Borrowing attracts less comments, less attention and invites less retribution than stealing. This is as true in your everyday life as in marketing. So, find a way to borrow. Share space with channel or even competitors.
If you are a small company struggling to make an impression in a market dominated by established competitors, try to “borrow”. Create some complementary product or solution offering or find a niche where the big company is not as focused or has profitability pressures. Then “take the pain off” the big company by completing their product offering to the market that they are present but not too keen on. Very soon, you will gain market acceptance and do so without inviting retribution from your competitors.
Here’s a “big-company” secret. The big company product manager has a vested interest in ignoring the existence of small competition. His market share model, is programmed to show small but profitable growth year after year. The trick lies in how he defines his market. Do not take him on frontally and he will ignore you! Give him a reason to say that “Yes, ABC is a good product but they are in an adjacent space to our XYZ”.
Sometimes this denial-game carries on till ABC becomes really big. This is particularly true in the high tech B2B product markets, where if you really insist, all products are same or very different depending on how you define the target market and product-fit. The tendency in this market is to define markets under the product name headline; as in multimeter market or oscilloscope market. You would think that would at least make market share numbers easy to compute, but by ignoring upstarts, “too cheap”, “only local” or basically anyone that does not belong to the “club”, the product manager manages to hold on to his market share number.
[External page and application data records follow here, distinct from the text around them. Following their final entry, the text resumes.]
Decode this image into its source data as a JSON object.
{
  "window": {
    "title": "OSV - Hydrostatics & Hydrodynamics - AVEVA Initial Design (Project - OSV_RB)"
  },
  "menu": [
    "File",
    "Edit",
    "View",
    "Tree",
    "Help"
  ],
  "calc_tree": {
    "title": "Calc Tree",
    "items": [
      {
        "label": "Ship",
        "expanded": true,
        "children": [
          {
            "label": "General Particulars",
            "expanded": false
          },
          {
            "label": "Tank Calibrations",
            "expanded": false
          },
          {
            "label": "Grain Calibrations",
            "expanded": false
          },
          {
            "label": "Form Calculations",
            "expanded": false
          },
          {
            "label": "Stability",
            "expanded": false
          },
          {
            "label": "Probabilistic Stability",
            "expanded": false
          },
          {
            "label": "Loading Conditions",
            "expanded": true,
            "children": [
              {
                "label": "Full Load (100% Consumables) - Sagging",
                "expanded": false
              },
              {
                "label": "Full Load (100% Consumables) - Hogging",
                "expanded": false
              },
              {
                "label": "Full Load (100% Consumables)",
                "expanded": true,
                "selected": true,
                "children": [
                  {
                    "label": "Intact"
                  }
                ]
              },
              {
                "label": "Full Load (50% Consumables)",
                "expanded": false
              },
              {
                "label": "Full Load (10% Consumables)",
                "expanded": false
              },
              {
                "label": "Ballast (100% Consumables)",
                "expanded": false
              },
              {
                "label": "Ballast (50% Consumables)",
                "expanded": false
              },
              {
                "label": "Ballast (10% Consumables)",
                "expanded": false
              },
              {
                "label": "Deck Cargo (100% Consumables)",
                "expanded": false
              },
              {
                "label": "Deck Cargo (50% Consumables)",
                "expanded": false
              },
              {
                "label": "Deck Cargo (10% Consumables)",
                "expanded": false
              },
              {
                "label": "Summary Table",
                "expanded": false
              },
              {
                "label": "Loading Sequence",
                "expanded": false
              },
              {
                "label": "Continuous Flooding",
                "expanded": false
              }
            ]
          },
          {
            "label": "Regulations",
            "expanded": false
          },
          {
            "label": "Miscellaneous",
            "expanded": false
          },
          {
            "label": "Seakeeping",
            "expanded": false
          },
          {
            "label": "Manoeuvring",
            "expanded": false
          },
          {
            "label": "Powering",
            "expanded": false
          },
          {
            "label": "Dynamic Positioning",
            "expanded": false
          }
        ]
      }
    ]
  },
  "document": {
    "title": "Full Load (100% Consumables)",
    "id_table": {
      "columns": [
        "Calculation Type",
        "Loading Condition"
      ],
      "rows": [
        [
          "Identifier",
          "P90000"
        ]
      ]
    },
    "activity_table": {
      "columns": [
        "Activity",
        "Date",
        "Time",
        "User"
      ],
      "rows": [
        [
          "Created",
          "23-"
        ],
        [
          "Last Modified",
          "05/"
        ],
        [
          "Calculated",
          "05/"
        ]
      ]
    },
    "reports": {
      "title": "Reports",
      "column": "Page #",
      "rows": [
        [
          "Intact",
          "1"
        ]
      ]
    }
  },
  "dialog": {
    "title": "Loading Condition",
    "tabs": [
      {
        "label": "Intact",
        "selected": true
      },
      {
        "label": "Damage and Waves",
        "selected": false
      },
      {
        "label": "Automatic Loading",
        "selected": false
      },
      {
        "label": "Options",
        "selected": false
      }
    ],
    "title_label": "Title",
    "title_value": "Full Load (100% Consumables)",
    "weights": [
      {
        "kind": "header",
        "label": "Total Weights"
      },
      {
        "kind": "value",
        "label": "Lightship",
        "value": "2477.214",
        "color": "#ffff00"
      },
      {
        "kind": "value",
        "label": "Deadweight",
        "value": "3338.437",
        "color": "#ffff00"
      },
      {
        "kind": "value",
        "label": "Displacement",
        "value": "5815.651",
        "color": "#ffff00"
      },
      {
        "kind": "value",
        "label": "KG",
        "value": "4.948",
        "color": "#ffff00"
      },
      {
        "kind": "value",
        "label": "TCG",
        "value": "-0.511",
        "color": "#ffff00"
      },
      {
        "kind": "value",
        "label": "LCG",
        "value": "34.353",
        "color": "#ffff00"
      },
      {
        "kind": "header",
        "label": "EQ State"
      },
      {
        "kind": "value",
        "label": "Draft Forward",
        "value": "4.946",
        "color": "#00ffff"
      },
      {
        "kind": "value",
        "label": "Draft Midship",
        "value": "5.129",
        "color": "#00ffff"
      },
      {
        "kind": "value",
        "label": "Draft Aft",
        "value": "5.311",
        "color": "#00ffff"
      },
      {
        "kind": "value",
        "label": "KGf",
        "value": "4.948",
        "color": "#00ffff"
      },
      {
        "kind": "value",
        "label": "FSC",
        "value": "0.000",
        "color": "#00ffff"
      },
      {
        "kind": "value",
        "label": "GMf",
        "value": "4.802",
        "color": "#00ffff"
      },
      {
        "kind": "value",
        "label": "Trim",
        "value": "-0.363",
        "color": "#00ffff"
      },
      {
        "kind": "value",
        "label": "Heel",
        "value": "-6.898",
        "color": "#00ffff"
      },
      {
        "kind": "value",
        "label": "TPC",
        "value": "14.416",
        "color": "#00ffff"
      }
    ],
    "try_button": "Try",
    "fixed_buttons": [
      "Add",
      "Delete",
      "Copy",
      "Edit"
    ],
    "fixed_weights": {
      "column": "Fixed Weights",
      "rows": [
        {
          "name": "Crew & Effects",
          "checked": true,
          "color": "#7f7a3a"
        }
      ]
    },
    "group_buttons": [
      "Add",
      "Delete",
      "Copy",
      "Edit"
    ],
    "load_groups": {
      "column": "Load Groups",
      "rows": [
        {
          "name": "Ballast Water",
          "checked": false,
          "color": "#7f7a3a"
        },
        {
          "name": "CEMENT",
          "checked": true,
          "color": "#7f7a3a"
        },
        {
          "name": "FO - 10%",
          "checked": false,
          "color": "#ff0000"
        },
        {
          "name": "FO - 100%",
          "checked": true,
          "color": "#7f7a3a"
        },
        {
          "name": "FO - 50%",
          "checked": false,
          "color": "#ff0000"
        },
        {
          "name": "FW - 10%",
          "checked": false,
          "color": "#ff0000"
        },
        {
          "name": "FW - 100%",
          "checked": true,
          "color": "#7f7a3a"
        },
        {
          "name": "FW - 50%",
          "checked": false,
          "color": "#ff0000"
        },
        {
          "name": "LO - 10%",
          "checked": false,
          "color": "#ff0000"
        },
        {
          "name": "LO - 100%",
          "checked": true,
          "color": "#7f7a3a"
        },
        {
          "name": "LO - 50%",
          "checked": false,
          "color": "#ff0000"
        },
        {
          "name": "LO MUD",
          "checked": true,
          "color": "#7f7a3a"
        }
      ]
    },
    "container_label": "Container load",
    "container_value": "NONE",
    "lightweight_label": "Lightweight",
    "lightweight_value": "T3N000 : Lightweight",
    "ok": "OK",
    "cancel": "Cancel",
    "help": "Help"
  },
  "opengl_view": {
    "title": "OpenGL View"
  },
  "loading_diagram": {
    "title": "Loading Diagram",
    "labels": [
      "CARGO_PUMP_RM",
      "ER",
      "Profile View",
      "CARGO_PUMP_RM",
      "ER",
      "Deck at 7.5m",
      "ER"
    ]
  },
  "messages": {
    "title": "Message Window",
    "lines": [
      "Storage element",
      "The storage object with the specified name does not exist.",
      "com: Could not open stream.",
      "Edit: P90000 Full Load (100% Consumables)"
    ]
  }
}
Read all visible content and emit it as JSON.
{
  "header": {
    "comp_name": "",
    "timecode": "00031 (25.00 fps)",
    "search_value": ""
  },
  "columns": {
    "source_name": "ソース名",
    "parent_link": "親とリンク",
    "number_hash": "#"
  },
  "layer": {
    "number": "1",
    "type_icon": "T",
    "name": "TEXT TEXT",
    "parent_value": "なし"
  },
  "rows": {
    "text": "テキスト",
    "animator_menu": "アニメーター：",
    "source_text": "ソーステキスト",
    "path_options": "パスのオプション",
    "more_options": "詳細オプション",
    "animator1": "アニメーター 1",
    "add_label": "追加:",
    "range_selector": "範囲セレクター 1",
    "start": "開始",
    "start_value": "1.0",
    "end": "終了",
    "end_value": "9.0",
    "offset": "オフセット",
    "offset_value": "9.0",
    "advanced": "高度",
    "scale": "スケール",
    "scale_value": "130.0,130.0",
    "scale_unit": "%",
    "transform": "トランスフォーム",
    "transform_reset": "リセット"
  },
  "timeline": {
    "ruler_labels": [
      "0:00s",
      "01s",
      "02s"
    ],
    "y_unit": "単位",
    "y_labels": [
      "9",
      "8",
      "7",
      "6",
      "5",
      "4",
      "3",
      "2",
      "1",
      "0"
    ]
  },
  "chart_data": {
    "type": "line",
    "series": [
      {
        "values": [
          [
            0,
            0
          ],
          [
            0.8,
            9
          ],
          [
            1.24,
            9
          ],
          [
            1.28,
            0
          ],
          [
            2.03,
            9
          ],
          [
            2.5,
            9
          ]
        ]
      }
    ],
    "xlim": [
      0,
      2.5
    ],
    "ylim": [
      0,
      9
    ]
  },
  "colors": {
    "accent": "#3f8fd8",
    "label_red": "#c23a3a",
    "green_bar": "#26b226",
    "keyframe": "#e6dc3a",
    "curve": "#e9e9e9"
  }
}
Agilent Technologies woke up to the danger of National Instruments after many years of being in collective denial. NI was happy to play the game as it suited them. Generations of Agilent product managers kept pretending that NI makes only Data Acq Cards and some software which is not “quite the same thing” as measuring instruments. Classic case of headlining a market by a product name. NI did not make the mistake, it kept focusing on the market while being careful to not frontally attack Agilent till they became big enough to do so. Today, NI is bigger than 2 of the 3 business units Agilent has in terms of revenue.
So, focus on the market and solving the customer need in niches lying ignored by a big established competitor. Chances are, you will not be noticed by the competitor till fairly late.